[Opening Supplied information section]

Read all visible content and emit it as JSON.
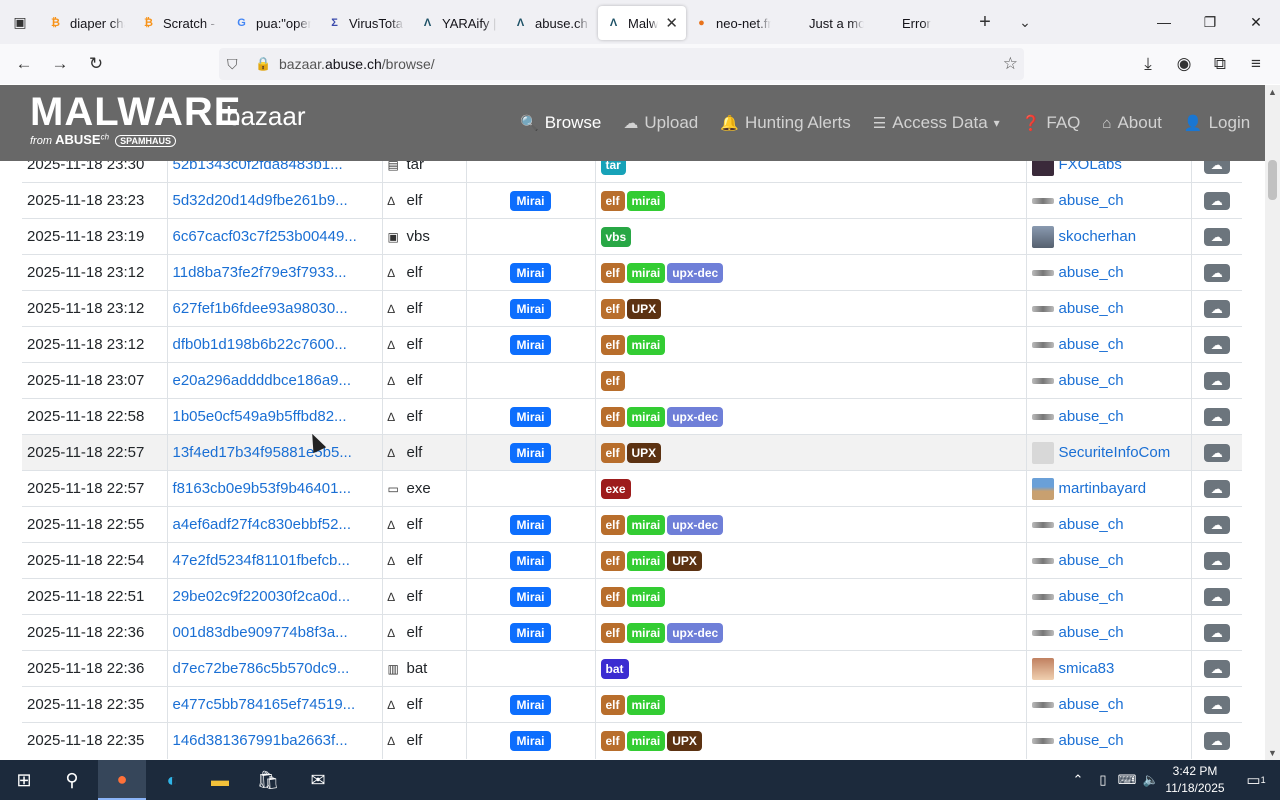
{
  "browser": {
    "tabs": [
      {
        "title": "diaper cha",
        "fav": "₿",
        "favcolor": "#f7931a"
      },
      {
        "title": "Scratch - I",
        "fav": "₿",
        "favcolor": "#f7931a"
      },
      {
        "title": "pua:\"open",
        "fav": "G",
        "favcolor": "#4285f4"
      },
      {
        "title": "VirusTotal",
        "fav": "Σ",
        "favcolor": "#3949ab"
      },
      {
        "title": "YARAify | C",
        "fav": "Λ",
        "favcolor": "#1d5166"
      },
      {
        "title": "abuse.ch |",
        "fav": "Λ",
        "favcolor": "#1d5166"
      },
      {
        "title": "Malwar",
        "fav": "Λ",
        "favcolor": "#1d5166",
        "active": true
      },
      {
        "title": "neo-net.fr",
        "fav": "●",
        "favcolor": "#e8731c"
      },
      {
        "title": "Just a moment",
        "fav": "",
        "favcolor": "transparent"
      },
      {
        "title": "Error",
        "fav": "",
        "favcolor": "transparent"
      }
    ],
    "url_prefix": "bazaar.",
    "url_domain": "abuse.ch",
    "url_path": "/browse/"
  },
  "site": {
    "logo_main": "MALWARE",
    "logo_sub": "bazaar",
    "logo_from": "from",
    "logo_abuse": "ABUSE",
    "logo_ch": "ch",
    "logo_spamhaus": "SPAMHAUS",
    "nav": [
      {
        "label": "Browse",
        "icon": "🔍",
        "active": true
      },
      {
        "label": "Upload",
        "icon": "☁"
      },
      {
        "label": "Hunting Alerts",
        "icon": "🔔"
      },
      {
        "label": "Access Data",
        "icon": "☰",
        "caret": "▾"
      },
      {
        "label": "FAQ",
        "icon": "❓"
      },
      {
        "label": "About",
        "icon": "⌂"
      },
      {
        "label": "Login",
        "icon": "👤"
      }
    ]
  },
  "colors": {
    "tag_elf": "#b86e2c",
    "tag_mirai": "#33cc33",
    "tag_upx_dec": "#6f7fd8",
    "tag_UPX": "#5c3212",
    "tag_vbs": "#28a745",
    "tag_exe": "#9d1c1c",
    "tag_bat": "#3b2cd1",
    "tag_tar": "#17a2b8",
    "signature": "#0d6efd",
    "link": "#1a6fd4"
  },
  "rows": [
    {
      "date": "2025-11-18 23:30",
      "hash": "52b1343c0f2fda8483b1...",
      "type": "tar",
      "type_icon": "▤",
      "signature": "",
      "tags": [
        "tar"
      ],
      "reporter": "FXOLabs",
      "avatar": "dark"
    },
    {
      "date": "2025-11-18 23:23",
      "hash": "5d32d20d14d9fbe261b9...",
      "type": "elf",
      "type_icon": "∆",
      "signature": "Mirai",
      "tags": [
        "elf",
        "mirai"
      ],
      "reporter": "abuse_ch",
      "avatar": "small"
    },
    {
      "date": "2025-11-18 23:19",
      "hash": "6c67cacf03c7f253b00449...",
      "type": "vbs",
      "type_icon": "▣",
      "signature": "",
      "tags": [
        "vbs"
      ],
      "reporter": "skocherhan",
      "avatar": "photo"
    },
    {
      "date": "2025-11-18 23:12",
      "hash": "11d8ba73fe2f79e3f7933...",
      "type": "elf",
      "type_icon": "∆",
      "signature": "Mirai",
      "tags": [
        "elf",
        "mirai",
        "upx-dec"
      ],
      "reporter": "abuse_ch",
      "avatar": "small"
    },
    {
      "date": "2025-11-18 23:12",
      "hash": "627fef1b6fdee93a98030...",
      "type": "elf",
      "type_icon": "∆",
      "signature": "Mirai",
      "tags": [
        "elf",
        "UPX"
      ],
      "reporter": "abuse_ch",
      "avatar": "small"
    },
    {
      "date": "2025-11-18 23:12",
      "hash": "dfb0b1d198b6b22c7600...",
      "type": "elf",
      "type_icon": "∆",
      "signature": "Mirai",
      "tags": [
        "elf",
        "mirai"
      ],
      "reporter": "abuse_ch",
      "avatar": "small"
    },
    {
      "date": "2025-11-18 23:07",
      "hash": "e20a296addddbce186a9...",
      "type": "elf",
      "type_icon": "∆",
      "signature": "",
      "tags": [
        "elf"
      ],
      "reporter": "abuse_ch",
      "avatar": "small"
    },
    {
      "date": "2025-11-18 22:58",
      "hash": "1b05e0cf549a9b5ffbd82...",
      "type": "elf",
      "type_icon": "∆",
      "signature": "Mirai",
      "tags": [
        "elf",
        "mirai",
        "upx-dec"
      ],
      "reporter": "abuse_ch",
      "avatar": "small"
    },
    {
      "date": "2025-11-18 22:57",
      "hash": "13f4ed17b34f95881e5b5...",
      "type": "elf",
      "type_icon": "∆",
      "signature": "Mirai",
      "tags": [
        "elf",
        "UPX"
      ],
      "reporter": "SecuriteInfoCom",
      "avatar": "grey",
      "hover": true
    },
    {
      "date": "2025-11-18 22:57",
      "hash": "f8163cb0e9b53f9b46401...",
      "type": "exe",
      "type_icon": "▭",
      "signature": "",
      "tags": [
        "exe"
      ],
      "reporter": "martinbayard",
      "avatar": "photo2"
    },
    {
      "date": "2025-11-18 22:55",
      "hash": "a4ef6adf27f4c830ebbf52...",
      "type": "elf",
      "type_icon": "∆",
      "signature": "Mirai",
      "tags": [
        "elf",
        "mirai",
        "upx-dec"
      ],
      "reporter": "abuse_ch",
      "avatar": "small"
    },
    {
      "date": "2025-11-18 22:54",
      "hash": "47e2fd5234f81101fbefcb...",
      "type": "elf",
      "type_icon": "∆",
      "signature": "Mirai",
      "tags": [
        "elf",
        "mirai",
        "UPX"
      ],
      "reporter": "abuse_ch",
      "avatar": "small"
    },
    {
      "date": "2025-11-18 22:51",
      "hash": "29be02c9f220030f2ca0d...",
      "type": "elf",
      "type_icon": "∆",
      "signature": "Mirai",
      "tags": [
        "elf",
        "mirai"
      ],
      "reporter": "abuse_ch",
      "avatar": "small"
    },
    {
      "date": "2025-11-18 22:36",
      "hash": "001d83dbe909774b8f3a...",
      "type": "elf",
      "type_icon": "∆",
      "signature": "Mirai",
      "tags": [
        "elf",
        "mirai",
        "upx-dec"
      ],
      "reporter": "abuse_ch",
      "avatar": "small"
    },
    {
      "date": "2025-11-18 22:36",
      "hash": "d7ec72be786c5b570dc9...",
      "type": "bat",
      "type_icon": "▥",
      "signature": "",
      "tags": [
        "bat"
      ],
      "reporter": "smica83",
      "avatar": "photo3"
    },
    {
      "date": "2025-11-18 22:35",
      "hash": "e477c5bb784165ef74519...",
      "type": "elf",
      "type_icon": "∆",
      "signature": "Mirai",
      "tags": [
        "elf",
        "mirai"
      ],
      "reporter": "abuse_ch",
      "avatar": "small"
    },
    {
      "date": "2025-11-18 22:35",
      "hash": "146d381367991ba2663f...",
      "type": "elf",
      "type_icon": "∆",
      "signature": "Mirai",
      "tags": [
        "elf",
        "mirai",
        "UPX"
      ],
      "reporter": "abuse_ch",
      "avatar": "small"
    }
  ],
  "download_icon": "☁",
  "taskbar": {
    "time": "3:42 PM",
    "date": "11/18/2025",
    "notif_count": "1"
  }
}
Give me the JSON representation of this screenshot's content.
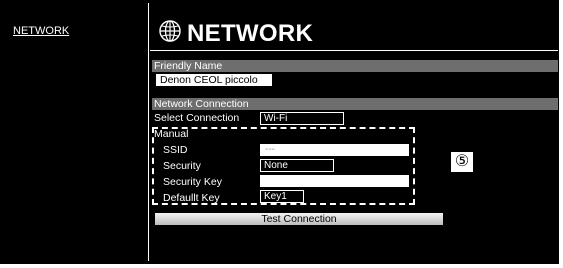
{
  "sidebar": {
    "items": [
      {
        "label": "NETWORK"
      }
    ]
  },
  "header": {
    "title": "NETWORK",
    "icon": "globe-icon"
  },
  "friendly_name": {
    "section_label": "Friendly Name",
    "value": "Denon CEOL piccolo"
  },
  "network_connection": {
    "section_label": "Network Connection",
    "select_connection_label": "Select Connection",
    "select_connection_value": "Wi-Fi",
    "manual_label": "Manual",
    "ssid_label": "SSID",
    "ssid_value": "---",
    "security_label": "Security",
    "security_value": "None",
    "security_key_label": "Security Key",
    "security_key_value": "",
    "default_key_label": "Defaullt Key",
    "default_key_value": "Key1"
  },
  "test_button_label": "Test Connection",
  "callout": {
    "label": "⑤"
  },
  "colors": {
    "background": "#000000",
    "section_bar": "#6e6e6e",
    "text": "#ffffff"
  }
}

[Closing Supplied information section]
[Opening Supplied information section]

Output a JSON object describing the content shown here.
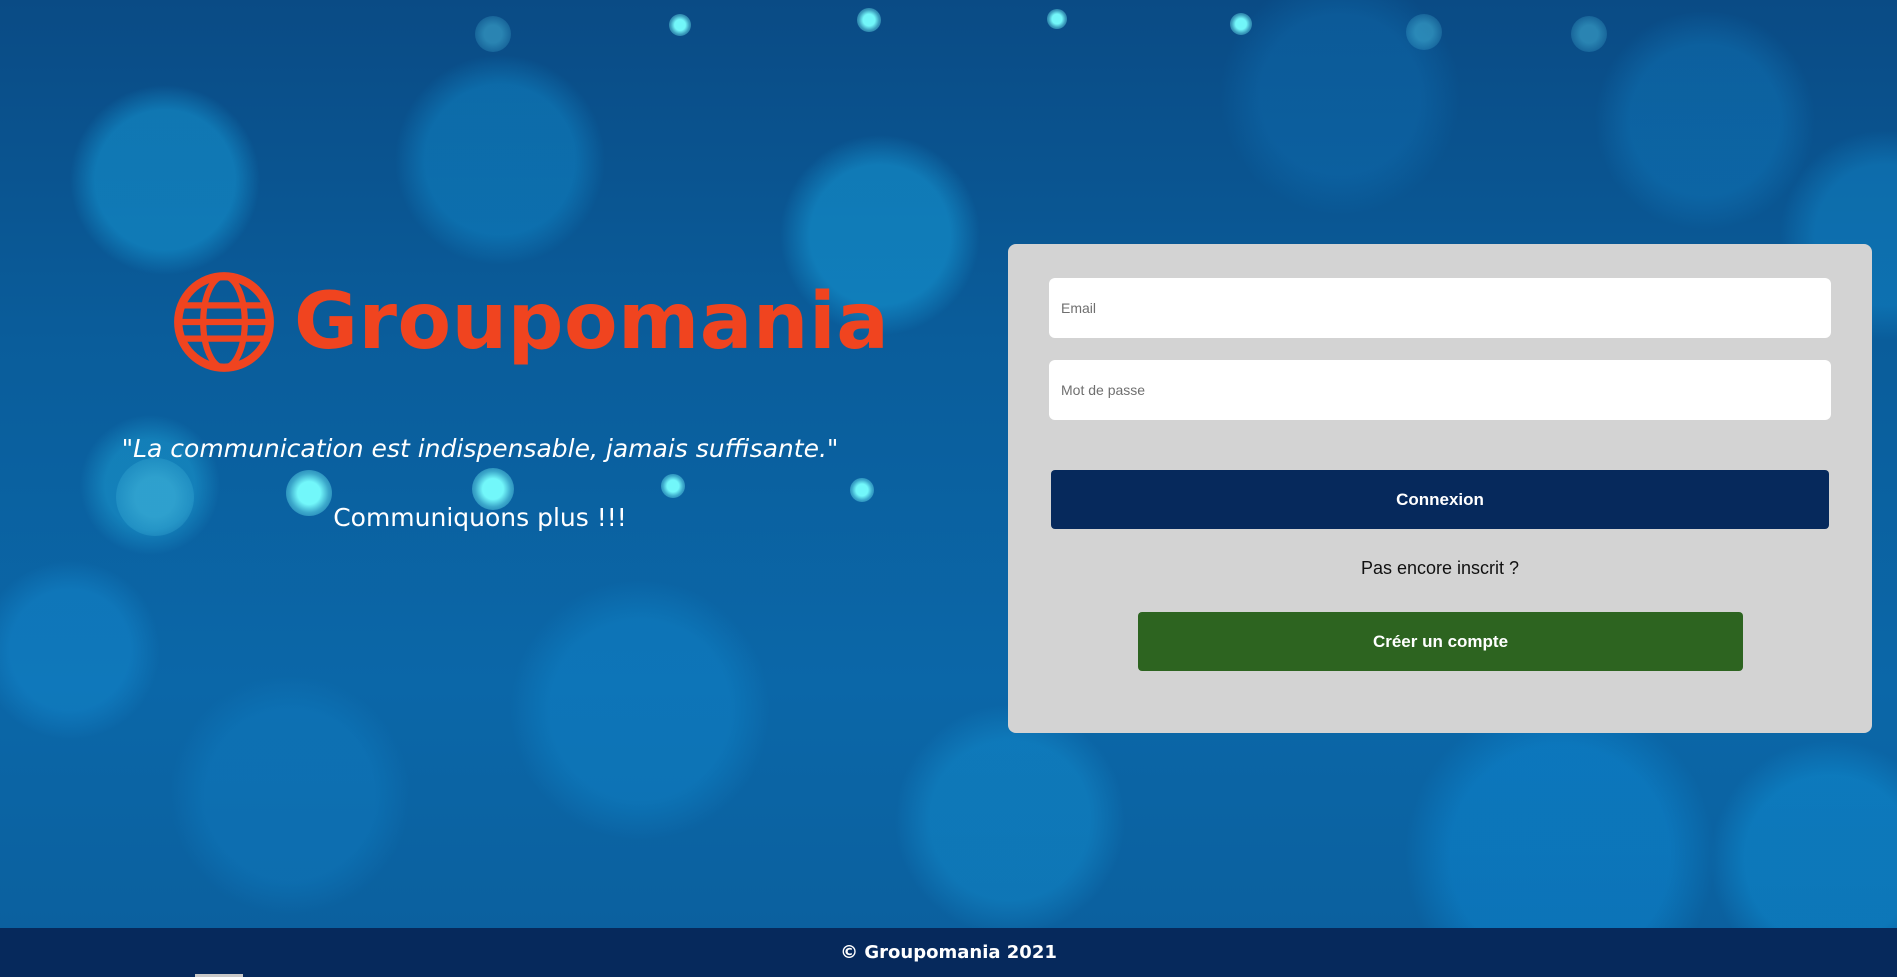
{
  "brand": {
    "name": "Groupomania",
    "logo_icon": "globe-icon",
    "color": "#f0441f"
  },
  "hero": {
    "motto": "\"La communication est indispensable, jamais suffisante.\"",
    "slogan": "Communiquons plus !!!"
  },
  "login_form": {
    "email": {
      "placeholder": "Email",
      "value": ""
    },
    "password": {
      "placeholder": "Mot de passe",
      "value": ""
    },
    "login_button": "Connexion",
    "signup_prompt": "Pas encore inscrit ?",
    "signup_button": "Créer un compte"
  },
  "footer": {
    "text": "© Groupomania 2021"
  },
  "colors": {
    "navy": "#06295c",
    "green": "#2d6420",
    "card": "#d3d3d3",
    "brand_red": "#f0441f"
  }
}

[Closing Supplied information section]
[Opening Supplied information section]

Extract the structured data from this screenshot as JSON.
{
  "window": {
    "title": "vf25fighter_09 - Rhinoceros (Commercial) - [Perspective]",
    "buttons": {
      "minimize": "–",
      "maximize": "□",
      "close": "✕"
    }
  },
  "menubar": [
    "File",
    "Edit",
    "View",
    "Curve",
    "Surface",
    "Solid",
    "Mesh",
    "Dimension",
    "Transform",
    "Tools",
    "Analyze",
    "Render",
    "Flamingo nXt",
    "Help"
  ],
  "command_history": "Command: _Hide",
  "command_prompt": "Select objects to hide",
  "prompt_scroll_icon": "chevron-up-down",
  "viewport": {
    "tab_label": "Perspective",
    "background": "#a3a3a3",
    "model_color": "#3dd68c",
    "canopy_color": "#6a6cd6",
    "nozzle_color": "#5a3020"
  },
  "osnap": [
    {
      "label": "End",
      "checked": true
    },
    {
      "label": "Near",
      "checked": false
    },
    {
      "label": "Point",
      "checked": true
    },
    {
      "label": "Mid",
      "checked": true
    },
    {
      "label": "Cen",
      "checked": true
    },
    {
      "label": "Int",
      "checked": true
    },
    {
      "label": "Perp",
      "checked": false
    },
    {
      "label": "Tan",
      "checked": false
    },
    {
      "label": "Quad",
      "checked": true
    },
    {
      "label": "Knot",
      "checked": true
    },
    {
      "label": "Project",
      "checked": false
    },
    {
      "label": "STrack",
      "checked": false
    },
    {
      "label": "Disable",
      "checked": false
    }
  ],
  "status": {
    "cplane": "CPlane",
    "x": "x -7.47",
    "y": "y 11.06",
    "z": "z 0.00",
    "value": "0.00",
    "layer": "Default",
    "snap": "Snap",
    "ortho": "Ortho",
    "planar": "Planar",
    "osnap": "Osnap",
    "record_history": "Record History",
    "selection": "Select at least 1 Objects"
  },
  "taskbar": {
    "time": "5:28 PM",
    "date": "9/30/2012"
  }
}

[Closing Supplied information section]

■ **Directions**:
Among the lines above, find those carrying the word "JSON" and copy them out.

■ **Solved exercise**:
Read all visible content and emit it as JSON.
Give me the JSON representation of this screenshot's content.
Output a JSON object describing the content shown here.
Extract the structured data from this screenshot as JSON.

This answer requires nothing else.